What you return must match the records below exactly, apart from the omitted pictures.

*** Given data ***

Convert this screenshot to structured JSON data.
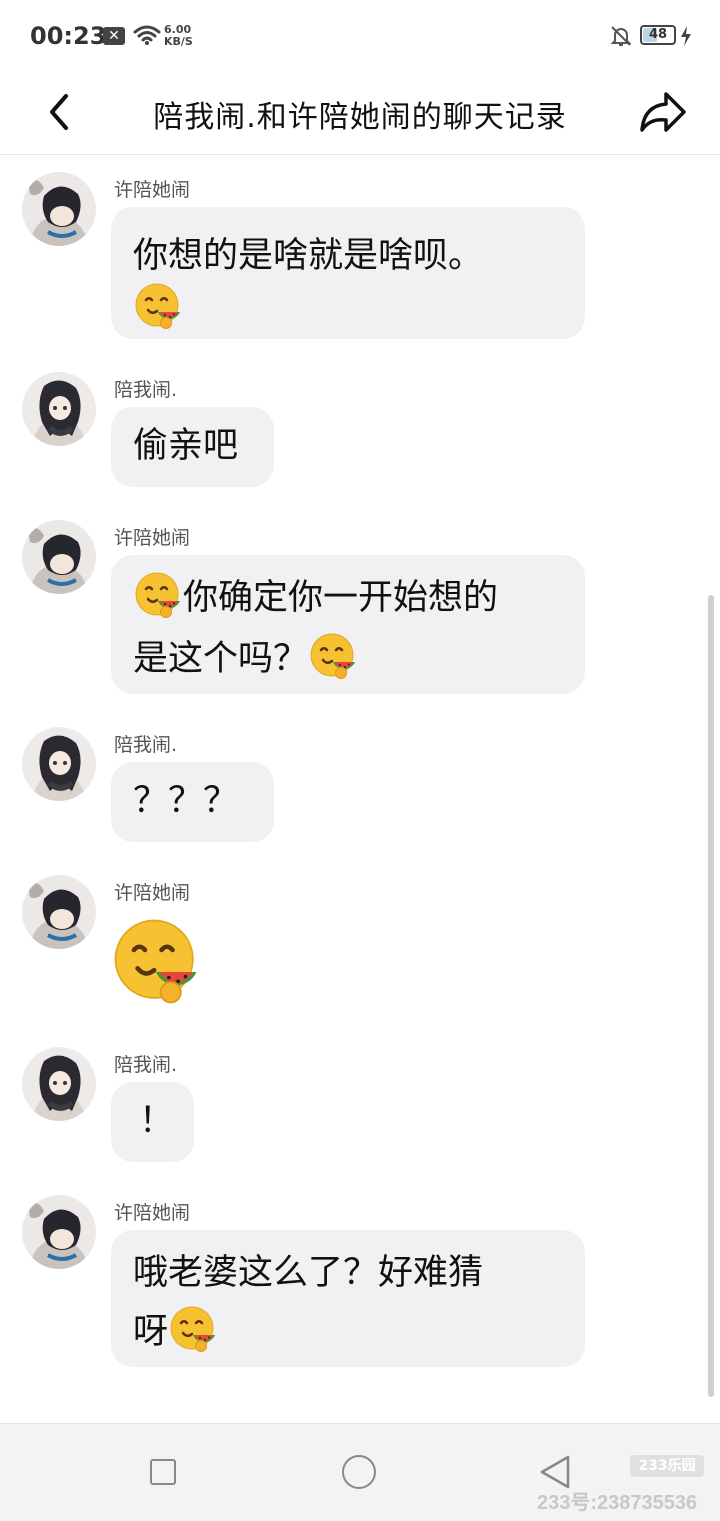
{
  "status_bar": {
    "time": "00:23",
    "notification_badge": "✕",
    "net_speed_value": "6.00",
    "net_speed_unit": "KB/S",
    "battery_level": "48",
    "battery_fraction": 0.48
  },
  "header": {
    "title": "陪我闹.和许陪她闹的聊天记录"
  },
  "messages": [
    {
      "sender": "许陪她闹",
      "line1": "你想的是啥就是啥呗。",
      "line2": ""
    },
    {
      "sender": "陪我闹.",
      "text": "偷亲吧"
    },
    {
      "sender": "许陪她闹",
      "line1": "你确定你一开始想的",
      "line2": "是这个吗？"
    },
    {
      "sender": "陪我闹.",
      "text": "？？？"
    },
    {
      "sender": "许陪她闹"
    },
    {
      "sender": "陪我闹.",
      "text": "！"
    },
    {
      "sender": "许陪她闹",
      "line1": "哦老婆这么了？好难猜",
      "line2": "呀"
    }
  ],
  "icons": {
    "emoji": "yum-watermelon-emoji",
    "back": "chevron-left-icon",
    "share": "share-arrow-icon"
  },
  "watermark": {
    "logo": "233乐园",
    "text": "233号:238735536"
  },
  "colors": {
    "bubble": "#f1f1f3",
    "emoji_face": "#f7c232",
    "emoji_melon": "#e8453c"
  }
}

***

• Response box:
Convert this screenshot to structured JSON data.
{
  "status_bar": {
    "time": "00:23",
    "notification_badge": "✕",
    "net_speed_value": "6.00",
    "net_speed_unit": "KB/S",
    "battery_level": "48",
    "battery_fraction": 0.48
  },
  "header": {
    "title": "陪我闹.和许陪她闹的聊天记录"
  },
  "messages": [
    {
      "sender": "许陪她闹",
      "line1": "你想的是啥就是啥呗。",
      "line2": ""
    },
    {
      "sender": "陪我闹.",
      "text": "偷亲吧"
    },
    {
      "sender": "许陪她闹",
      "line1": "你确定你一开始想的",
      "line2": "是这个吗？"
    },
    {
      "sender": "陪我闹.",
      "text": "？？？"
    },
    {
      "sender": "许陪她闹"
    },
    {
      "sender": "陪我闹.",
      "text": "！"
    },
    {
      "sender": "许陪她闹",
      "line1": "哦老婆这么了？好难猜",
      "line2": "呀"
    }
  ],
  "icons": {
    "emoji": "yum-watermelon-emoji",
    "back": "chevron-left-icon",
    "share": "share-arrow-icon"
  },
  "watermark": {
    "logo": "233乐园",
    "text": "233号:238735536"
  },
  "colors": {
    "bubble": "#f1f1f3",
    "emoji_face": "#f7c232",
    "emoji_melon": "#e8453c"
  }
}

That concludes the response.